The administrator said he classifies as critical because he needed to address fears of staff, residents and their families, and the community.
He was also needed onsite, he told LARA, because of the extensive logistical requirements created by the pandemic, especially in the facility’s interactions with medical facilities, service providers, and government agencies as regulations were being updated up to several times a day.
Staff members who showed symptoms of COVID-19 stayed home, MediLodge reported, and extra staff had been called in to work in specific portions of the facility to avoid cross-contamination.
Sobeck told LARA the Health Department never told him he was not allowed to work.
The administrator, also a registered nurse, sometimes helped with patient care, allowed by CDC guidelines to mitigate health care personnel staffing shortages, MediLodge reported.
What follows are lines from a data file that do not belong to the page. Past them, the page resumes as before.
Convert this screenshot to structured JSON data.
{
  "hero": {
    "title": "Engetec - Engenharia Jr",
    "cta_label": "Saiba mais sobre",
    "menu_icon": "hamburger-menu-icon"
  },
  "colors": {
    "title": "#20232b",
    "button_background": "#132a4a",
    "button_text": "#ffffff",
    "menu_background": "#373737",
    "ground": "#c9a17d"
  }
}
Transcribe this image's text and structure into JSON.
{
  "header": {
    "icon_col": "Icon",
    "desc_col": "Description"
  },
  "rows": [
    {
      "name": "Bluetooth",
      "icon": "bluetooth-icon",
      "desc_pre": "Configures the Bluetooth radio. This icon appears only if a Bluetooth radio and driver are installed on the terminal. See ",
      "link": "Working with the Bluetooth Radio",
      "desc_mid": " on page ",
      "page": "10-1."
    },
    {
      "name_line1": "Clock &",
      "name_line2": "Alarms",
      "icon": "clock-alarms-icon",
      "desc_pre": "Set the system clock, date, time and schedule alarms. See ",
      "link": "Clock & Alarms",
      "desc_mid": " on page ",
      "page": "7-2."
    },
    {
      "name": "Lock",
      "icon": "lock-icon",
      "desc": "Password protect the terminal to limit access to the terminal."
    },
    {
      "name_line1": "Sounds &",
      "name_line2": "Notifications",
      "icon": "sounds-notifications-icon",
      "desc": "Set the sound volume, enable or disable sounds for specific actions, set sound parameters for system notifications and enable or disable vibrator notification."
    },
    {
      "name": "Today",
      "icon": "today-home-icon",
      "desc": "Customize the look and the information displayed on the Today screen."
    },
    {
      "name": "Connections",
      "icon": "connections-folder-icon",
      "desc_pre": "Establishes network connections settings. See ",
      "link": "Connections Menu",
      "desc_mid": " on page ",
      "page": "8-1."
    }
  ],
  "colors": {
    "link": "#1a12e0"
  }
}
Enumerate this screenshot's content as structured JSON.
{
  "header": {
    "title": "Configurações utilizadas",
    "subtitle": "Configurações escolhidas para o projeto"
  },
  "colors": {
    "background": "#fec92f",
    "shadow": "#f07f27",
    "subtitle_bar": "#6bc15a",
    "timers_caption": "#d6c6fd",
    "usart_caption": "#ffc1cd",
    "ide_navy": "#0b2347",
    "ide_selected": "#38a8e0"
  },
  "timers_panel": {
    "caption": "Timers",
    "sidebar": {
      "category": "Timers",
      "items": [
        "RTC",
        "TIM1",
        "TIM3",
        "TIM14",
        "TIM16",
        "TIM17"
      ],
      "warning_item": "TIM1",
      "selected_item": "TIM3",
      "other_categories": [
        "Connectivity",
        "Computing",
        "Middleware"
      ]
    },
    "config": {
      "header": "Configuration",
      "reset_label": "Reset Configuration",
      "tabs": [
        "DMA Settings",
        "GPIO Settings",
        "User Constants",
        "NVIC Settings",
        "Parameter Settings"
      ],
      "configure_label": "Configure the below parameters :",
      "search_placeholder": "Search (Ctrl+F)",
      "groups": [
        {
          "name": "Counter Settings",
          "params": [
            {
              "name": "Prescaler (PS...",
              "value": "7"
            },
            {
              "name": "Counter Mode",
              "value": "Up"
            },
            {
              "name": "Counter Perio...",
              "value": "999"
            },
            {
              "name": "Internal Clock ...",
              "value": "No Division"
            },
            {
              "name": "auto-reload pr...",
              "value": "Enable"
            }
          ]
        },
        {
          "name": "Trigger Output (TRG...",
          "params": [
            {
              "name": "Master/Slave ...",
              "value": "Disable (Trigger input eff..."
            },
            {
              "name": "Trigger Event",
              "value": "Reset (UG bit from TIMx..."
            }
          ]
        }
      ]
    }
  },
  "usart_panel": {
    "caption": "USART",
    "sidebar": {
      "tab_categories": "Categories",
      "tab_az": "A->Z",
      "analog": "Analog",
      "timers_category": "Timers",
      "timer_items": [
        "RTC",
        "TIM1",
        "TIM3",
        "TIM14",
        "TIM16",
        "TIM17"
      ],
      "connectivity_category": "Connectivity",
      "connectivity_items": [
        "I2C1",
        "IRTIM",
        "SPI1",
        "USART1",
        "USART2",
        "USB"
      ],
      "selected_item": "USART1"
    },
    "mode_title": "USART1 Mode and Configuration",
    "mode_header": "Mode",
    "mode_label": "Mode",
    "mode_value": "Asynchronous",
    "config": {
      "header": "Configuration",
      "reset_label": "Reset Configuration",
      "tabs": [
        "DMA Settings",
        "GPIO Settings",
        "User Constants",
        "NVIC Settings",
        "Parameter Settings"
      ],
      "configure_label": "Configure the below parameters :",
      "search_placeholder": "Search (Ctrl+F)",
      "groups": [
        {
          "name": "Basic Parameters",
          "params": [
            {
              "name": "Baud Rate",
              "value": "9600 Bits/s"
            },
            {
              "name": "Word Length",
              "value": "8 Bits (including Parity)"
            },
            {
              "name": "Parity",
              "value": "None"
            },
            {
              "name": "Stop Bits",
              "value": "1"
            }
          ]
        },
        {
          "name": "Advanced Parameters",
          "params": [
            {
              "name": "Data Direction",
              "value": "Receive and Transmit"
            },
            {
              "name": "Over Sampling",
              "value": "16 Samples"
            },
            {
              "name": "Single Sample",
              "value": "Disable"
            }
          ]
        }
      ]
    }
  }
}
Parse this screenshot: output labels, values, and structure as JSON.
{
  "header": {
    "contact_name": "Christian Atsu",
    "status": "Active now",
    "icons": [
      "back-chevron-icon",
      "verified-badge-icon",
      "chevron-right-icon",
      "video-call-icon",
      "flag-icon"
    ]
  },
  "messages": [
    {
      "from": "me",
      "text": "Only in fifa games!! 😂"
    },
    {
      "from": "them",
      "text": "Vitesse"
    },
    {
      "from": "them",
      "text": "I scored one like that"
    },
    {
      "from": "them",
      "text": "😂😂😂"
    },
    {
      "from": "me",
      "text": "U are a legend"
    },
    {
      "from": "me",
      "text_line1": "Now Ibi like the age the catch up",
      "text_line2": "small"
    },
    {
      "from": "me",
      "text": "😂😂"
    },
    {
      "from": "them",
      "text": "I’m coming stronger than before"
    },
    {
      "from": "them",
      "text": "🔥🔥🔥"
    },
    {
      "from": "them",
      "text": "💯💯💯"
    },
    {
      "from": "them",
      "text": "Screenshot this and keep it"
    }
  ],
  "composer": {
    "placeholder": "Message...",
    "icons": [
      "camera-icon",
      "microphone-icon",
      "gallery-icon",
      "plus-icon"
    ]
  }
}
Though not showing symptoms or required to do so, the administrator was tested for COVID-19 on May 14. It isn’t clear from the LARA records whether he tested positive.
As of June 15, the state requires all residents and staff of long-term care facilities to be tested for COVID-19.
OTHER FACILITY CITED
Lincoln Haven Nursing and Rehabilitation Community, which has reported no infected residents or staff, was also cited by LARA for several violations.
Staff members at the 39-bed facility were observed cleaning rooms of two residents in isolation after virus exposure without proper personal protective equipment or hand-washing and without following proper sanitation procedure, state records show.
The facility promised training and improved supervision of workers in response.
Lincoln Haven was also the subject of four investigations since September 2019, prompted by complaints regarding cleanliness, physical safety of residents, and improper handling of paperwork leading to resident endangerment.
No violations of COVID-19-related safety protocols were discovered during LARA surveys at other nursing homes in Northeast Michigan, also completed in April and May. Adult foster care homes and assisted living facilities have different reporting standards and were not included in the survey.
MediLodge of Rogers City, which received no citations from the mandated COVID-19 inspection, has one resident and one staff member who have tested positive for the illness.
Julie Riddle can be reached at 989-358-5693, email@example.com or on Twitter @jriddleX.
To file a complaint
To file a complaint or ask for help regarding a long term care facility:
Speak to facility staff
Email the Michigan Department of Licensing and Regulatory Affairs Bureau of Community and Health Systems at BCHS-Complaints@michigan.gov.
Call the LARA complaint hotline at 800-882-6006.
Call for free and confidential help from the Michigan Long Term Care Ombudsman Program at 866-485-9393.
Check out Monday’s edition of The News for a look at how families have adapted to coronavirus-related restrictions at nursing homes.